Role of Solution Chemistry in Composition of Lithium-Ion Battery Precursors

Wednesday, 4 October 2017
Prince George's Exhibit Hall D/E (Gaylord National Resort and Convention Center)
G. Koenig, H. Dong, A. Barron, and A. Wang (University of Virginia)
Coprecipitation is a popular method to synthesize precursors for lithium-ion battery active materials because it is easy to implement in the lab, fast, scalable, and adaptable to a variety of transition metal compositions. In addition, coprecipitation provides routes to control and modify precursor and resulting final active material particle morphology, resulting in battery materials with tunable size, shape, and polydispersity. In many cases, especially under conditions where morphology control or tunability is desirable, the coprecipitation is run under conditions of either low transition metal concentration in solution and/or conditions where significant fractions of the transition metals stay soluble in the solution. Within these solution environments the composition of the resulting battery precursor particles can deviate from the solution feed conditions, a consequence not often designed for or reported in the battery material synthesis literature but which can significantly influence the resulting composition and thus electrochemical properties of the final active material. In this talk, efforts will be described in our lab to understand the solution environment during coprecipitation of battery particles with the final goal of explicit control over the composition of the resulting precursor particles both with regards to composition and structure.

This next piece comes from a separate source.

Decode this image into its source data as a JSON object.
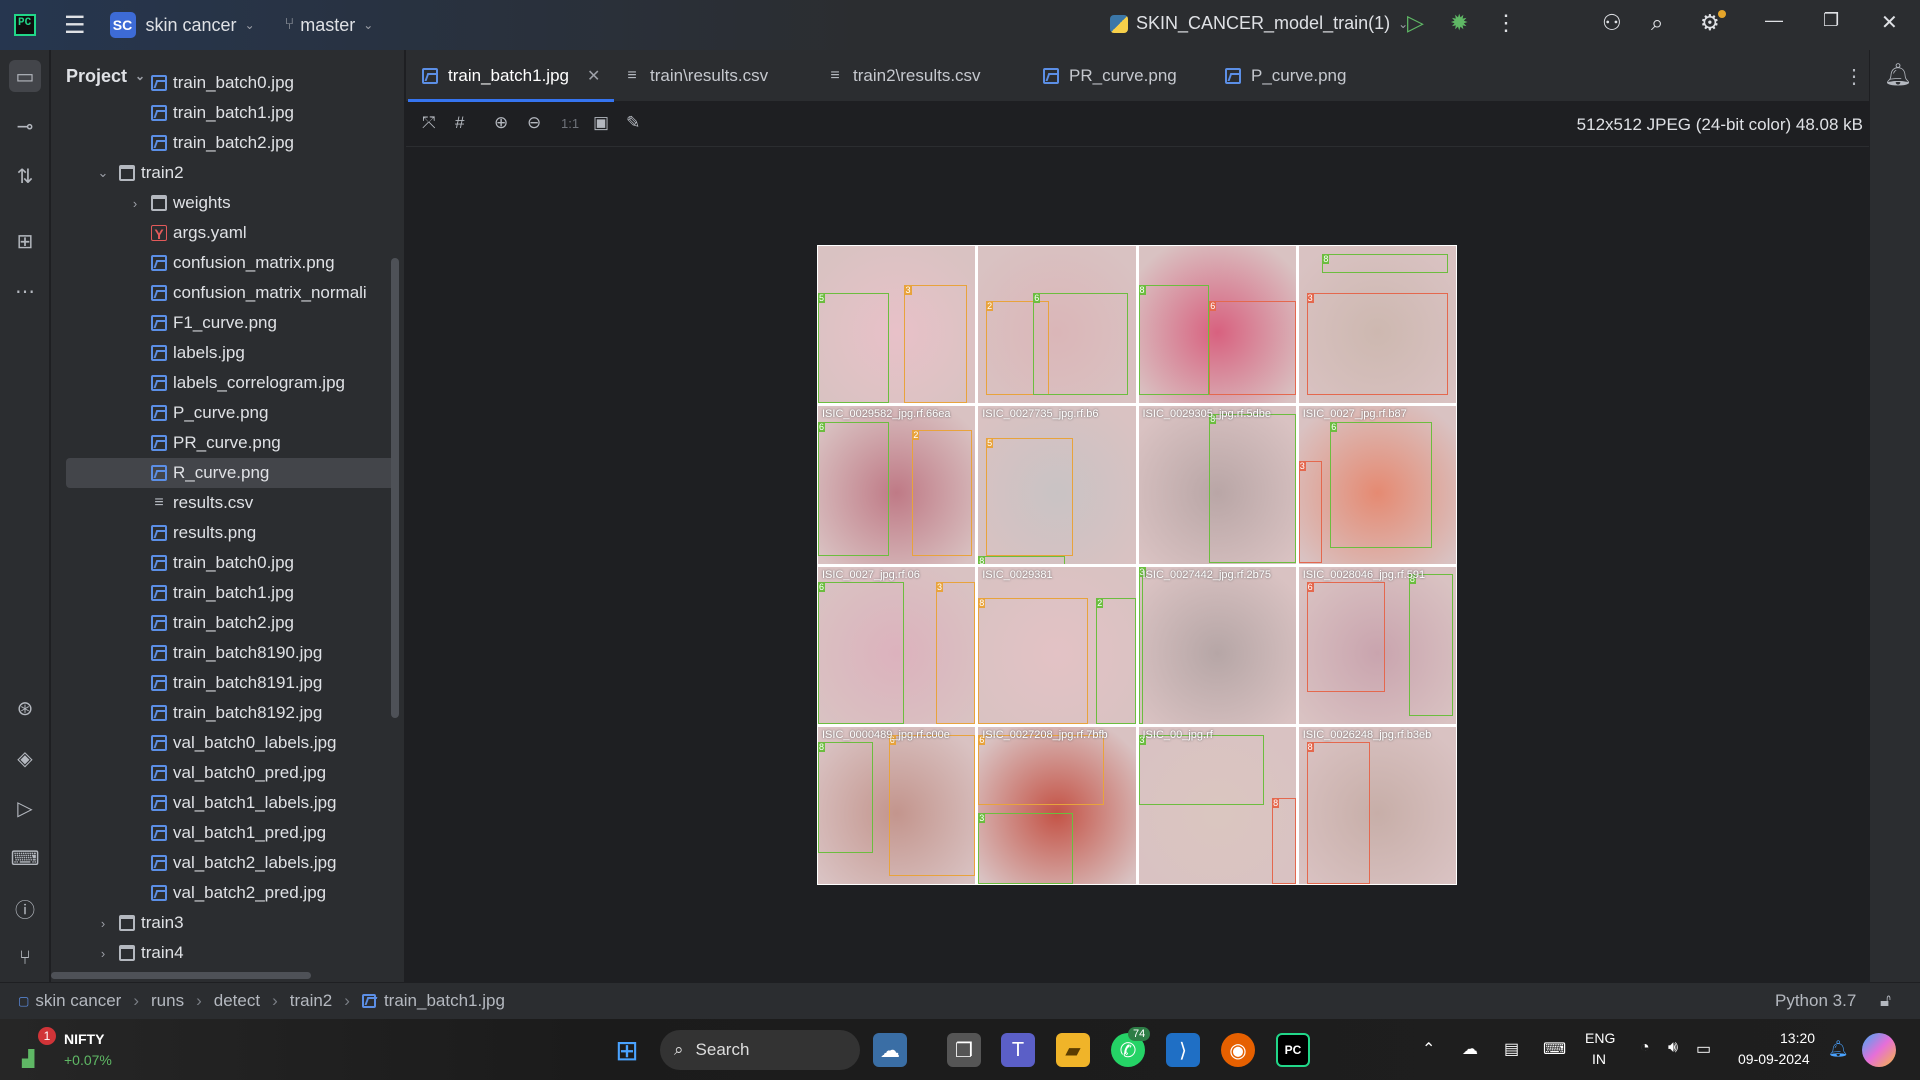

Insights from probing the rate at which transition metals are deposited onto the precipitate particles will also be presented.